When going on a ski holiday with your baby, you need to check that your child is old enough to go before you book. Talk to our airline or tour operator about their specific policy about travelling with babies. While there's no minimum legal age for babies to travel, airlines and holiday companies all have different booking policies. In general, most airlines ask that babies are at least two weeks old when travelling.
First ski holiday with your baby
Going on a ski holiday with your baby may sound like a daunting prospect, but it's a fantastic experience for you all and much easier than you think. Read our exclusive guide to baby-friendly ski holidays and you and your little one will be enjoying the slopes in no time.
If you’re worried that the temperatures in January or February may be too cold for your little one then look at dates in March or even April. The weather will be warmer and, as long as you avoid the half-term holidays, the slopes and resorts will be less packed. That time of year is also great for taking walks with your baby – as long as you have a comfortable way of carrying them as some alpine walks aren’t buggy-friendly.
A good hotel will be able to provide a cot for your room, as well as highchairs in the restaurant, baby food, microwaves and hot water to heat up baby food and milk, as well as baby changing rooms and trained staff that can look after your child while you’re out on the slopes or babysit in the evening.

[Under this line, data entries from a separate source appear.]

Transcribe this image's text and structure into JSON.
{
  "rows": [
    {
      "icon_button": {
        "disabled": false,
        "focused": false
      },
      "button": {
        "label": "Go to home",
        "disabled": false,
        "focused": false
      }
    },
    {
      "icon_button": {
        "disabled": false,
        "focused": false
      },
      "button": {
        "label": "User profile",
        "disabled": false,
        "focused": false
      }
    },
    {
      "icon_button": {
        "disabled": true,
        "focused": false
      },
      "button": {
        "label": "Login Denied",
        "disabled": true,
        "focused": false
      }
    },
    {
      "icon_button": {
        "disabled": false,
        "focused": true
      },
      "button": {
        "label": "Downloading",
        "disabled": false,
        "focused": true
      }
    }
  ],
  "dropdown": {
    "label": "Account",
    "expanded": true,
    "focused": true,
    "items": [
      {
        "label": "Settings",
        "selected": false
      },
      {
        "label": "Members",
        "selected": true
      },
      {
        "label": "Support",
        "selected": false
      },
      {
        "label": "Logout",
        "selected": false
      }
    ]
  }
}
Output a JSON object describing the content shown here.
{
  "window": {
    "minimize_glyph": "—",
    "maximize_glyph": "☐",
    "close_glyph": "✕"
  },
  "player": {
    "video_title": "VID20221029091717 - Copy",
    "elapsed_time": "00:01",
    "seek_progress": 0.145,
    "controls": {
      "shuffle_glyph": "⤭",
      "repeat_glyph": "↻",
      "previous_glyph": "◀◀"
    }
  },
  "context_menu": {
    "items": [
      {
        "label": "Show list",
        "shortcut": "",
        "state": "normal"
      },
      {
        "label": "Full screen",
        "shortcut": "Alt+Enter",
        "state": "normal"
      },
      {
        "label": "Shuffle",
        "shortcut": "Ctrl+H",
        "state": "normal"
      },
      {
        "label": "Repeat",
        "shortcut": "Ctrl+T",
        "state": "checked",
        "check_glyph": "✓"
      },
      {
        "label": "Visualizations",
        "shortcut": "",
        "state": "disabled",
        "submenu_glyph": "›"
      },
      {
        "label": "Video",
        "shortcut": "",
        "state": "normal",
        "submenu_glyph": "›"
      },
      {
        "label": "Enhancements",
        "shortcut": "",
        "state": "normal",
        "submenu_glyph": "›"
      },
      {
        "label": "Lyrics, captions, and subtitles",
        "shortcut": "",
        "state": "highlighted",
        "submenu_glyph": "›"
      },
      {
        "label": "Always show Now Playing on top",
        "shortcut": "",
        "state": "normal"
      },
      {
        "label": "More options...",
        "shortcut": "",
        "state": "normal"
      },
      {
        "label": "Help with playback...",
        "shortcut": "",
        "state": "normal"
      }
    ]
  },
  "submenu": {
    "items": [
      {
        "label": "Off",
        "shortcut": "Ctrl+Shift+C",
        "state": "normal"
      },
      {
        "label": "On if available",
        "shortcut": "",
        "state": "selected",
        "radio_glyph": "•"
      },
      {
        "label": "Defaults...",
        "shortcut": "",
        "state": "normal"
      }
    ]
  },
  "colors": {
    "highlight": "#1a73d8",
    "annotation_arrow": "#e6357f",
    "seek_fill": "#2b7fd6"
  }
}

Some holiday companies such as Club Med also offer a Baby Welcome service, providing everything you and your baby need for a relaxing stay, along with a Baby Corner in the restaurant, providing sweet and savoury baby foods and all the equipment necessary for preparing your baby’s meals. Make sure that you inform your resort that you have a baby when you book your holiday and everything should be ready and waiting when you get there.
Good hotels and resorts will have a dedicated baby club, which should be staffed by trained childcare experts. These experts will look after your baby, offering stimulating activities with toys and equipment that build fine motor skills and provide a great sense of fun. Since they will be with other babies, these clubs also develop a baby’s social skills and ability to play with other children. Some resorts also provide babysitting services so you can have a bit of me time during your holiday.
Everyone needs a passport to travel – even babies – so make sure you apply for your baby’s passport a long time before you are due to go on holiday. To apply for an infant passport you need to send the passport office a completed application form, along with your baby’s birth certificate and two identical colour photos of your baby with a signature from a professional who’s known you for at least two years. You can apply online or by post, and your application typically takes around four weeks to process.
It’s likely you’ll already be aware of the large amount of equipment you need to take wherever you go, so you can imagine that going on a ski holiday with a baby requires a lot of stuff. Luckily, most airlines and holiday companies understand this and will allow you to take a buggy and car seat onto the plane for free, while some will give your baby their own baggage allowance of 5-10kg, even if they don’t have their own seat. Check with your holiday company what you can take before you head off to the airport. So clothes, nappies, milk, food, wet wipes, teething ring, dummies (if your baby uses them), toys, blanket, spare clothes for you both – take more than you think you need so you won’t have to worry during your trip.
While some ski-mad parents introduce their children to the slopes at 18 months, most resorts and ski schools will insist that your child is at least three years old before they teach them the basics. At Club Med, the first lessons will take placed on the appropriately named nursery slopes before they move on to downhill skiing when they are four. As soon as they turn eight they can learn to snowboard, and before you know it they’ll be whizzing past you on the black runs.
When out and about, your baby should wear a high quality all-in-one baby suit, ideally with a long zip to make it easier to get in and out of – you’ll thank us after the tenth nappy change. Also look for a suit with fold-over hands and feet, which are much simpler to use and less likely to be lost than tiny pairs of gloves and bootees. A warm hat and helmet (if skiing) are also essentials, as are a good pair of baby sunglasses to prevent any damage from the bright sun and reflective snow.
When taking your baby out for a stroll, remember that the sunshine and cold air can damage their skin and eyes, so make sure they have sun cream on any exposed skin, sunglasses and keep them covered with a blanket. Also make sure they stay hydrated as the mountain air can be very dry, which can lead to colds or dehydration. If your bedroom is warm, put a glass of water near the radiator to keep it humidified.